§ **Your assignment**
Nothing in the records below should be altered when they are retyped.

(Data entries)
——

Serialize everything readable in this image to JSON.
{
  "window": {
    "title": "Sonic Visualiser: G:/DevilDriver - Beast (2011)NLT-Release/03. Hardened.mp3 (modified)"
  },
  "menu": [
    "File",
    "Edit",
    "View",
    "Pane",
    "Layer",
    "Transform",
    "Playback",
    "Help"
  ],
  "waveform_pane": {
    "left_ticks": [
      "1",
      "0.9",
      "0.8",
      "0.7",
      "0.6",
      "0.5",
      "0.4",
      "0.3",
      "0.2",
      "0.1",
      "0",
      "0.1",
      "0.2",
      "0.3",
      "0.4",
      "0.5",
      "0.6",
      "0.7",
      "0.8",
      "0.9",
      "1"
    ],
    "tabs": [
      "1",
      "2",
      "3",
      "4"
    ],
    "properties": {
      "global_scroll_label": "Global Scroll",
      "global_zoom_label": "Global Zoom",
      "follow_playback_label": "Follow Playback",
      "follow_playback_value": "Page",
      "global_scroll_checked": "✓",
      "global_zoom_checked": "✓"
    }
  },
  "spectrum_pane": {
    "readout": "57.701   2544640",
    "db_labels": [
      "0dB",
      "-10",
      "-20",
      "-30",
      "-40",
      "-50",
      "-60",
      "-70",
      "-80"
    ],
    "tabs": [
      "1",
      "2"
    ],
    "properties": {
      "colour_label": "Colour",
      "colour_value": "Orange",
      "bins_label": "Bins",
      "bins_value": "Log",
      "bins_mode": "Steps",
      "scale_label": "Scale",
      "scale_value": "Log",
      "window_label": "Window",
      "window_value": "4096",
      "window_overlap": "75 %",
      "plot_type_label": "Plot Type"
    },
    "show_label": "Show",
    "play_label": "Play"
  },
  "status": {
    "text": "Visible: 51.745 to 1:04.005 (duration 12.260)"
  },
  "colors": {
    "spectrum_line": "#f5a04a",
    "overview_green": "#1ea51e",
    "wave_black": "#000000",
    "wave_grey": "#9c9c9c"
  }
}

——

§ **Response below**
Serialize everything readable in this image to JSON.
{
  "window": {
    "title": "Sonic Visualiser: G:/DevilDriver - Beast (2011)NLT-Release/03. Hardened.mp3 (modified)"
  },
  "menu": [
    "File",
    "Edit",
    "View",
    "Pane",
    "Layer",
    "Transform",
    "Playback",
    "Help"
  ],
  "waveform_pane": {
    "left_ticks": [
      "1",
      "0.9",
      "0.8",
      "0.7",
      "0.6",
      "0.5",
      "0.4",
      "0.3",
      "0.2",
      "0.1",
      "0",
      "0.1",
      "0.2",
      "0.3",
      "0.4",
      "0.5",
      "0.6",
      "0.7",
      "0.8",
      "0.9",
      "1"
    ],
    "tabs": [
      "1",
      "2",
      "3",
      "4"
    ],
    "properties": {
      "global_scroll_label": "Global Scroll",
      "global_zoom_label": "Global Zoom",
      "follow_playback_label": "Follow Playback",
      "follow_playback_value": "Page",
      "global_scroll_checked": "✓",
      "global_zoom_checked": "✓"
    }
  },
  "spectrum_pane": {
    "readout": "57.701   2544640",
    "db_labels": [
      "0dB",
      "-10",
      "-20",
      "-30",
      "-40",
      "-50",
      "-60",
      "-70",
      "-80"
    ],
    "tabs": [
      "1",
      "2"
    ],
    "properties": {
      "colour_label": "Colour",
      "colour_value": "Orange",
      "bins_label": "Bins",
      "bins_value": "Log",
      "bins_mode": "Steps",
      "scale_label": "Scale",
      "scale_value": "Log",
      "window_label": "Window",
      "window_value": "4096",
      "window_overlap": "75 %",
      "plot_type_label": "Plot Type"
    },
    "show_label": "Show",
    "play_label": "Play"
  },
  "status": {
    "text": "Visible: 51.745 to 1:04.005 (duration 12.260)"
  },
  "colors": {
    "spectrum_line": "#f5a04a",
    "overview_green": "#1ea51e",
    "wave_black": "#000000",
    "wave_grey": "#9c9c9c"
  }
}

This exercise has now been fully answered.